Scan the records below and copy every line that contains the string "formes".

*** Extracted records

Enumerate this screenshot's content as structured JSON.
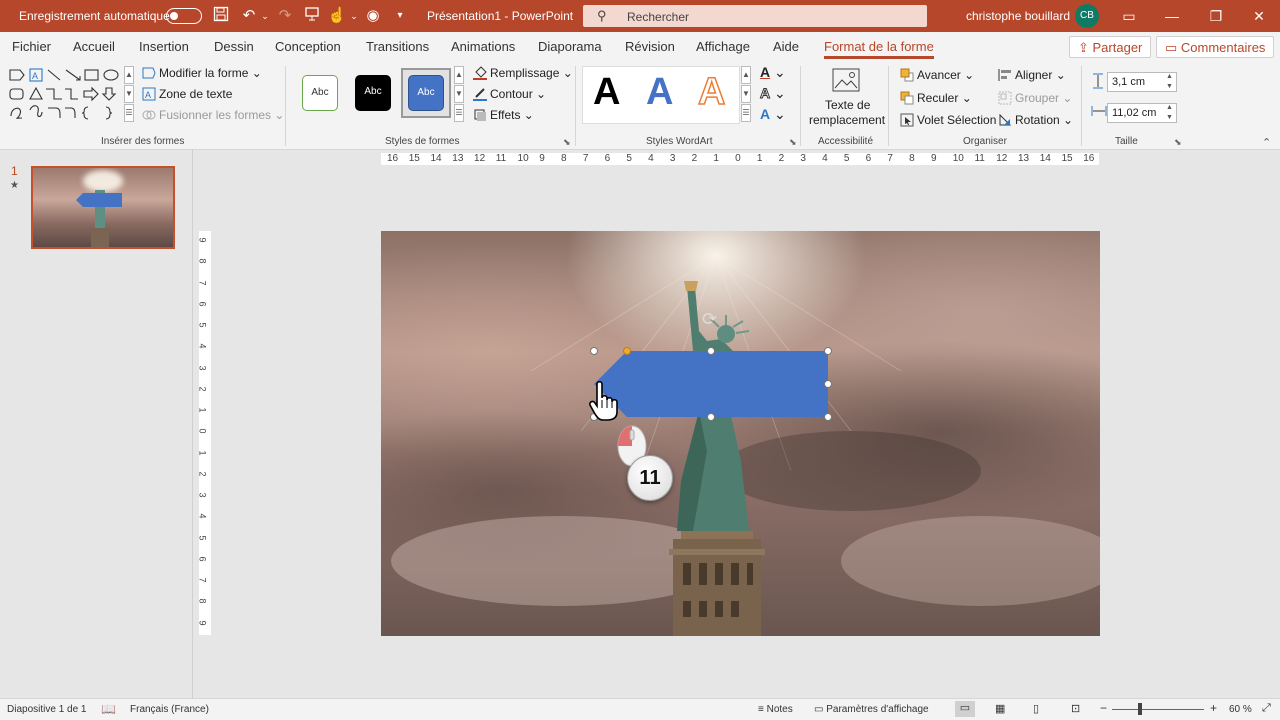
{
  "titlebar": {
    "autosave_label": "Enregistrement automatique",
    "doc_title": "Présentation1  -  PowerPoint",
    "search_placeholder": "Rechercher",
    "user_name": "christophe bouillard",
    "user_initials": "CB"
  },
  "tabs": [
    "Fichier",
    "Accueil",
    "Insertion",
    "Dessin",
    "Conception",
    "Transitions",
    "Animations",
    "Diaporama",
    "Révision",
    "Affichage",
    "Aide",
    "Format de la forme"
  ],
  "active_tab": "Format de la forme",
  "share_label": "Partager",
  "comments_label": "Commentaires",
  "ribbon": {
    "insert_shapes": {
      "modify_shape": "Modifier la forme",
      "text_box": "Zone de texte",
      "merge_shapes": "Fusionner les formes",
      "group_label": "Insérer des formes"
    },
    "shape_styles": {
      "presets": [
        "Abc",
        "Abc",
        "Abc"
      ],
      "fill": "Remplissage",
      "outline": "Contour",
      "effects": "Effets",
      "group_label": "Styles de formes"
    },
    "wordart": {
      "letter": "A",
      "group_label": "Styles WordArt"
    },
    "accessibility": {
      "alt_text_line1": "Texte de",
      "alt_text_line2": "remplacement",
      "group_label": "Accessibilité"
    },
    "arrange": {
      "bring_forward": "Avancer",
      "send_backward": "Reculer",
      "selection_pane": "Volet Sélection",
      "align": "Aligner",
      "group": "Grouper",
      "rotate": "Rotation",
      "group_label": "Organiser"
    },
    "size": {
      "height": "3,1 cm",
      "width": "11,02 cm",
      "group_label": "Taille"
    }
  },
  "ruler_h_labels": [
    "16",
    "15",
    "14",
    "13",
    "12",
    "11",
    "10",
    "9",
    "8",
    "7",
    "6",
    "5",
    "4",
    "3",
    "2",
    "1",
    "0",
    "1",
    "2",
    "3",
    "4",
    "5",
    "6",
    "7",
    "8",
    "9",
    "10",
    "11",
    "12",
    "13",
    "14",
    "15",
    "16"
  ],
  "ruler_v_labels": [
    "9",
    "8",
    "7",
    "6",
    "5",
    "4",
    "3",
    "2",
    "1",
    "0",
    "1",
    "2",
    "3",
    "4",
    "5",
    "6",
    "7",
    "8",
    "9"
  ],
  "thumbnail": {
    "number": "1",
    "star": "★"
  },
  "step_badge": "11",
  "colors": {
    "accent": "#b7472a",
    "shape_fill": "#4472c4"
  },
  "statusbar": {
    "slide_info": "Diapositive 1 de 1",
    "language": "Français (France)",
    "notes": "Notes",
    "display_settings": "Paramètres d'affichage",
    "zoom": "60 %"
  }
}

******

**Written solution:**
      "merge_shapes": "Fusionner les formes",
      "group_label": "Insérer des formes"
      "group_label": "Styles de formes"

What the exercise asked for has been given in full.